When the Republican Party emerged in the 1850s, it was not even a Third Something at first, but simply a scattering of small farmers and mechanics, largely opposed to slavery, sprinkled with other kinds of reformers — temperance advocates, labour activists, table-rapping spiritualists, vegetarians, hydro-therapists, Utopian Socialists and women’s rights supporters — derided by critics as “long-haired men and short-haired women.” Soon it was the strongest party of them all, and the dominant force in American politics for the next 72 years, from Lincoln’s election to the New Deal.
But that story is too neat, for politicians outside the mainstream continually pecked at the Republican hegemony, including in 1892, when the Populist Party’s surge claimed 8.5 per cent of the vote, and in 1912, when another former president, Theodore Roosevelt, ran against his old party. He easily defeated his hand-picked Republican successor, William Howard Taft, with 27 per cent of the vote, but Woodrow Wilson won the election. Eugene V. Debs, running as a Socialist, also ran well that year, earning 6 per cent of the vote, including 16 per cent in Oklahoma.

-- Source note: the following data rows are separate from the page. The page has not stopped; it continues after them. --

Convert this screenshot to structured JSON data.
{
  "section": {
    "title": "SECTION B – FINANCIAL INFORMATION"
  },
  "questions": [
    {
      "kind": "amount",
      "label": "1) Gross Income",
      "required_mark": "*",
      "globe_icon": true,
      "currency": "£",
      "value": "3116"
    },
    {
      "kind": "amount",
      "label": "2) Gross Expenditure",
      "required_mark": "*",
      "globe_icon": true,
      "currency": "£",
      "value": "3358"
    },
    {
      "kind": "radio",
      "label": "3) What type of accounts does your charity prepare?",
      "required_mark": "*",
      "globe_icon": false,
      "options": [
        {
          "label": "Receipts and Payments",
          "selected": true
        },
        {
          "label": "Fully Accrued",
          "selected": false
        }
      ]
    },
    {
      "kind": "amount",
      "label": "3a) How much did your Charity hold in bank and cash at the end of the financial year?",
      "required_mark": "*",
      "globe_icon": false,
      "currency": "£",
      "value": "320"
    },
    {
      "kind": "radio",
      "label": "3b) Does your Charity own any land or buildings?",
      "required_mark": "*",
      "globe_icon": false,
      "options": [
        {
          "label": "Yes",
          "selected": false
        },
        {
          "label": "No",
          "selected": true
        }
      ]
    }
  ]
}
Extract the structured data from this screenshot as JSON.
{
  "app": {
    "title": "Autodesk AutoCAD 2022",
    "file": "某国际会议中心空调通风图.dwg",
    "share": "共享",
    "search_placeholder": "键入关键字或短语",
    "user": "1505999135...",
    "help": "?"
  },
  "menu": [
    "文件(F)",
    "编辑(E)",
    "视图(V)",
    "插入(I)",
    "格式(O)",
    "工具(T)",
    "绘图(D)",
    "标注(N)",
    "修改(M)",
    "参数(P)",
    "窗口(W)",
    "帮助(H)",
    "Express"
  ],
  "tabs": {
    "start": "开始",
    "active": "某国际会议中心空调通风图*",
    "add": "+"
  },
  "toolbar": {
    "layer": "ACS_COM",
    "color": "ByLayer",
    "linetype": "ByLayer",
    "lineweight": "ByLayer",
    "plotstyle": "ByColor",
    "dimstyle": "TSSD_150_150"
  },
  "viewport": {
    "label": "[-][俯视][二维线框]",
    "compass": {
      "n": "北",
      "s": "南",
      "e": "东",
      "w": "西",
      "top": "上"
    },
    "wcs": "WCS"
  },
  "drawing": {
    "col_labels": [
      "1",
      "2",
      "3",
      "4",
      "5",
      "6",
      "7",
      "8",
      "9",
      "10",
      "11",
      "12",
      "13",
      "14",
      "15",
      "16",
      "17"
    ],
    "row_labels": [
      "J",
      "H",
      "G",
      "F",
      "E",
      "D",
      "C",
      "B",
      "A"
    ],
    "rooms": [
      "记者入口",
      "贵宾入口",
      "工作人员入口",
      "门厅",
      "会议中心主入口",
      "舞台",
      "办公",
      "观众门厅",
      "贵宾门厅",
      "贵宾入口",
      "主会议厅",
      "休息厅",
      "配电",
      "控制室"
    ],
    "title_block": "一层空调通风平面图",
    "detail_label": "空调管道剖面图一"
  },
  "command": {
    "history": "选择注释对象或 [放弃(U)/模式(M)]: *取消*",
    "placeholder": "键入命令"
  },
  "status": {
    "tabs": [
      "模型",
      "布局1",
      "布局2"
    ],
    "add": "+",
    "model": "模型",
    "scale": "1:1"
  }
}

In the modern era, party bosses tried to clamp down on third parties, but with mixed results. In 1948, despite a powerful national organisation, the Democrats, led by Harry S. Truman, barely eked out a victory after defections to both the left (Henry A. Wallace) and the right (Strom Thurmond). Since then, other movements have risen on the right, for reasons ranging from resistance to federal policies to the ambitions of billionaires.
In 1968, George Wallace, by defending segregation and the Vietnam War, won 13.5 per cent of the vote, and five Southern states. In 1992, Ross Perot garnered nearly 20 million votes (19 per cent), despite dropping out of the race for several weeks and then re-entering.

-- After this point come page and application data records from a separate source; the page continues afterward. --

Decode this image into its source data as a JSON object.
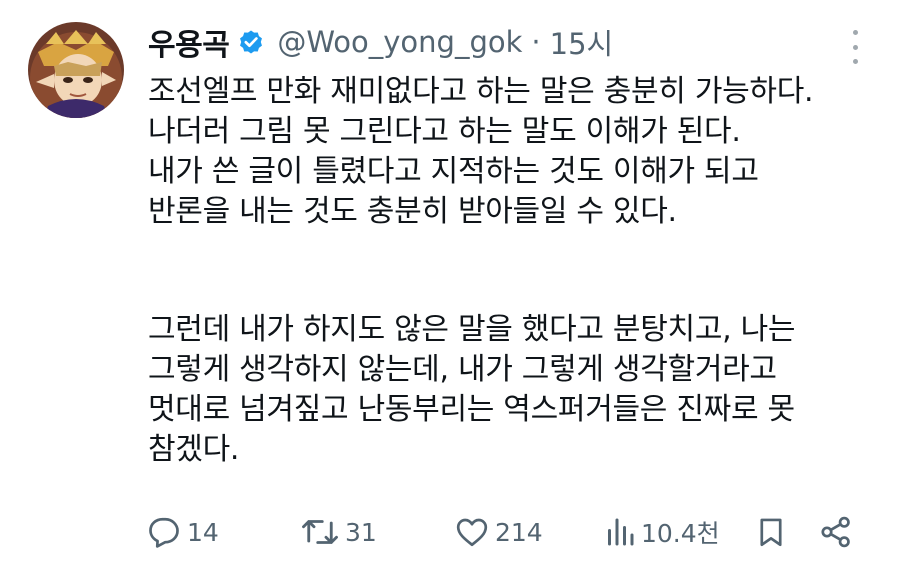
{
  "tweet": {
    "display_name": "우용곡",
    "handle": "@Woo_yong_gok",
    "separator": "·",
    "time": "15시",
    "lines": [
      "조선엘프 만화 재미없다고 하는 말은 충분히 가능하다.",
      "나더러 그림 못 그린다고 하는 말도 이해가 된다.",
      "내가 쓴 글이 틀렸다고 지적하는 것도 이해가 되고",
      "반론을 내는 것도 충분히 받아들일 수 있다.",
      "그런데 내가 하지도 않은 말을 했다고 분탕치고, 나는",
      "그렇게 생각하지 않는데, 내가 그렇게 생각할거라고",
      "멋대로 넘겨짚고 난동부리는 역스퍼거들은 진짜로 못",
      "참겠다."
    ],
    "stats": {
      "replies": "14",
      "retweets": "31",
      "likes": "214",
      "views": "10.4천"
    }
  },
  "colors": {
    "text": "#0f1419",
    "secondary": "#536471",
    "verified": "#1d9bf0"
  },
  "icons": [
    "verified-badge-icon",
    "more-options-icon",
    "reply-icon",
    "retweet-icon",
    "like-icon",
    "views-icon",
    "bookmark-icon",
    "share-icon"
  ]
}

At their best, minor parties have invigorated the major parties with new ideas, quietly co-opted. Democrats benefited from the Populist winds blowing off the prairie, and Theodore Roosevelt’s 1912 campaign freshened Republican thinking with progressive themes. But third parties have also dragged the majors into the mud. After 1968, Richard Nixon embraced some of George Wallace’s proposals to slow the impact of busing, and the Republican ‘Southern strategy’ owed much to the lessons of Wallace and other third-party tinkerers, including Thurmond.
This year, we won’t know the impact of the Libertarian or Green parties until the day after the election. But for good or ill, we can safely predict that these quixotic candidates are not going away soon. As Madison warned us, “The latent causes of faction are thus sown in the nature of man.”

—Courtesy: Gulf News